Harley-Davidson set to see decent profitability growth
January 4th, 2012
Harley-Davidson (HOG) faces demographic headwinds, an uncertain global economic environment, and increasing competition, which could make for a choppy ride in the near term. Still, we think the motorcycle manufacturer is set to see decent profitability growth once consumers recover from the economic downswing and are willing to once again spend on big-ticket items. We believe the shares are currently about fairly valued, but given a wide enough margin of safety, we would be buyers as we start to see stability in the employment and overall economic picture.
We believe operational changes are key to improving profitability over the long term. Management has made great strides in creating a best-in-class manufacturing process. Its new lower cost structure provides additional flexibility, which allows Harley to adapt production to marketplace demand and outsource processes when it makes competitive sense to do so. The company’s restructuring is expected to yield savings of $300 million annually–equivalent to 7% of the total expense base. Harley’s transformation strategy also includes two brand-boosting goals: improving brand acceptance by extending customer outreach, and maintaining leadership in the cruising and touring segments by increasing loyalty through innovative products and services.
The company’s high-level financial objectives seem reasonable. Management aims to outperform the S&P 500 over time, increase earnings at a faster rate than revenue, and run a high-margin, high-return business. A few years ago we might have doubted these targets, but since CEO Keith Wandell took the helm in 2009, the manufacturing business has undergone major changes which, in our view, reset the company’s earnings potential trajectory. The focus on increasing revenue through introducing new products and reaching a wider audience via international expansion makes us feel better about potential top-line gains over the longer term.

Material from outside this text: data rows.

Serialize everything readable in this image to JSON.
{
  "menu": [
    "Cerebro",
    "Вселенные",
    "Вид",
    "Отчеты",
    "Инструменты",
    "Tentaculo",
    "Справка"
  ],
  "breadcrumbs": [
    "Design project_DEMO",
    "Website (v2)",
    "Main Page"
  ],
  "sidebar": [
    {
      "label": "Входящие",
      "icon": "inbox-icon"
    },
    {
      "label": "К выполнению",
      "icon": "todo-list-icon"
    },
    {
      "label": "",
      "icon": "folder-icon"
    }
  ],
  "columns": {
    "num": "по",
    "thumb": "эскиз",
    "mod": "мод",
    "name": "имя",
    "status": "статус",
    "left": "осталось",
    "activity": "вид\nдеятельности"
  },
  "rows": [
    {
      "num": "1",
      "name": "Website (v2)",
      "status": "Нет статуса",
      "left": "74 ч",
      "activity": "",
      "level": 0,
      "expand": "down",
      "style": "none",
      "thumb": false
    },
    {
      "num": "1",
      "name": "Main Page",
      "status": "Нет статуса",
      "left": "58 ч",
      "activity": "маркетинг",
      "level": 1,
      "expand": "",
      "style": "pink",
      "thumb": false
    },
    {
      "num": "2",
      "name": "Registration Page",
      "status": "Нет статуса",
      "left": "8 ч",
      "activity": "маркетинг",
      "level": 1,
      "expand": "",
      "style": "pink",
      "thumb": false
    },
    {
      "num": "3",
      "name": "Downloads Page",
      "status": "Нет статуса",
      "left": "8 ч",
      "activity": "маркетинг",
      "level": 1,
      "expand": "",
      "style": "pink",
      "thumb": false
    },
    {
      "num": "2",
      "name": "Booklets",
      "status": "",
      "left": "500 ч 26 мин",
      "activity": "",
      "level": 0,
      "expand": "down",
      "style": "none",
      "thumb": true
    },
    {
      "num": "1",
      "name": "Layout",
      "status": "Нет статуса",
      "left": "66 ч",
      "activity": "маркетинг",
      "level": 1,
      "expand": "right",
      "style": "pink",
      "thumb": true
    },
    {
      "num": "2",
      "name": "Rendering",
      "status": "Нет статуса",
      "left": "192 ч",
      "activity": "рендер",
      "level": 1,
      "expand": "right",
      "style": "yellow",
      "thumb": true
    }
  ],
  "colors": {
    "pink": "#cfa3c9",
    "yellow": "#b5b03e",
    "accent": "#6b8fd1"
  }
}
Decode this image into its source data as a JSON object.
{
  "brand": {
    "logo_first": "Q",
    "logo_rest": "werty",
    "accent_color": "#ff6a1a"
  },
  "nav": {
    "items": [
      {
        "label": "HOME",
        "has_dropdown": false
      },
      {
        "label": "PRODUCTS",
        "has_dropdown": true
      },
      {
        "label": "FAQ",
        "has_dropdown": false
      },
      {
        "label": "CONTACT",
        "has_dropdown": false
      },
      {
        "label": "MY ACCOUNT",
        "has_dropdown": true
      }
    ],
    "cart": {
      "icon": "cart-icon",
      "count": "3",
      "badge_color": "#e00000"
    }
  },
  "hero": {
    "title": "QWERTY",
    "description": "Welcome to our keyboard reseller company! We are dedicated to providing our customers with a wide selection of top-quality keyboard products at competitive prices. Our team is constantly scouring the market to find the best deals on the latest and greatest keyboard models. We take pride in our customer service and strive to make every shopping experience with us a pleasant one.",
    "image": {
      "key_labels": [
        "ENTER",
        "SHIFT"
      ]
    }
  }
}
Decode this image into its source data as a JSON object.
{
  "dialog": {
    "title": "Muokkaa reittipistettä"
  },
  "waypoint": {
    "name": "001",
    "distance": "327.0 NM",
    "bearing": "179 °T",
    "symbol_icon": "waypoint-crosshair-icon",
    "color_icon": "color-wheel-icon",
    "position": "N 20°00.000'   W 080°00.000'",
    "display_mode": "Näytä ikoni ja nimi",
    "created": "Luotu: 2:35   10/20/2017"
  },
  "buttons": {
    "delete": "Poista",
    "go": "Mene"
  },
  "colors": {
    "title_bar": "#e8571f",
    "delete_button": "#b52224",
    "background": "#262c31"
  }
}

While shipments have reset to lower normalized levels, Harley can still squeeze out decent margin gains. Motorcycle demand remains soft, but we think management has taken appropriate steps to keep the company strong. Domestic shipments in the most recent reported quarter were still off more than 40% from the peak–there were 273,000 bikes shipped domestically in the trailing four quarters ending December 2006 and 146,000 bikes shipped in the trailing four quarters ending September 2011. But the company is still quite profitable, and the operating efficiencies that it has implemented will further rightsize the manufacturing capacity for market demand that might remain depressed for at least a few more years. We expect operating margins will return to their 10-year historical average of 21% in 2012, up from 4% in 2009.